The rock music from the pub 200yds away was loud but actually wasn't bad at all. I'm glad I wasn't in front of the speakers through. We thanked the Landlady as we passed this morning. As we set off we saw two herons squabbling in flight and then straight after my first little grebe. What a place to see them. It is obvious that there is not much traffic on these canals as the ducks fly off when they see us coming. On the other canals they flock to the side as you pass to see if they get any bread or stuff!
Not the world's best photo but I thought it was interesting that the Walsall Top Lock had won a National 3rd Prize for best kept lock in 2006. I don't think anybody would even enter it now. Which is a shame as it would be a great place as the rings from tethering horses are still at the wall.
This is the worst we have had the canal so far it is all lillies. I did have to stop and clear the weed hatch today as we had picked up a bit of wire but it was soon gone.
Despite dire warnings of a passage through Goscote it was pretty good all the way. There was a section where there were loads of pigeon lofts but there was loads of green spaces that had been left when heavy industry had gone. There are some great names around too. New Invention, Coal Pool, Triangle, Clay Hanger, Hill Top and Pleck!
View to the East from the Wyrley and Essington Canal near Goscote.
Pelsall Works Bridge built by the Horseley Coal and Iron Co. in 1824. Not bad nick for nearly 200 years old.

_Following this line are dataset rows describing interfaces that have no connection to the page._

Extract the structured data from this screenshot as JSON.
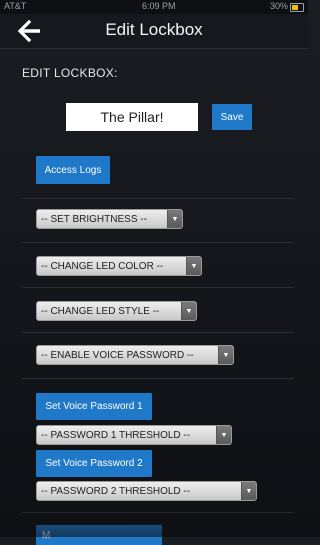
{
  "status_bar": {
    "carrier": "AT&T",
    "time": "6:09 PM",
    "battery": "30%"
  },
  "navbar": {
    "title": "Edit Lockbox",
    "back_icon": "arrow-left-icon"
  },
  "section_title": "EDIT LOCKBOX:",
  "lockbox_name": {
    "value": "The Pillar!"
  },
  "buttons": {
    "save": "Save",
    "access_logs": "Access Logs",
    "set_voice_password_1": "Set Voice Password 1",
    "set_voice_password_2": "Set Voice Password 2",
    "partial_bottom": "M"
  },
  "selects": {
    "brightness": "-- SET BRIGHTNESS --",
    "led_color": "-- CHANGE LED COLOR --",
    "led_style": "-- CHANGE LED STYLE --",
    "voice_password": "-- ENABLE VOICE PASSWORD --",
    "password1_threshold": "-- PASSWORD 1 THRESHOLD --",
    "password2_threshold": "-- PASSWORD 2 THRESHOLD --"
  },
  "colors": {
    "accent_blue": "#1f78c8",
    "background": "#111418"
  }
}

Just past the bridge we turned left at Pelsall Junction onto the Cannock Extension Canal. This canal went all the way to Hednesford at the foot of Cannock Chase to access the coal mines there. It was built in 1863. In the hey day about 50 boats a day would meet at the junction and as so many were on the arm at a time the water level would be lifted by about 6"! Subsidence closed the top end and the canal ends now at Norton Canes just at Watling Street. We went right to the end and then found a lovely mooring on the way back.
One of two basin arms that were once the Brownhills Grove Colliery loading moorings and now make a nice quiet spot.
After lunch I headed off to find some blackberries and Helen got stuck into a book. I walked on to Pelsall Common that was the site of an iron and spelter works. There is a area of heather heath so I should think that it is a valuable habitat.
Pelsall Common heather heath.
I came back with 4lb of brambles and relatively few scratches. On the way back I saw the biggest fish ever in the canal it was very close to the bank and must have been close to 2' long. I assume it was a carp.
The lily pad was about 5" across to give some scale. Not the best picture but hopefully you will understand why I was so impressed.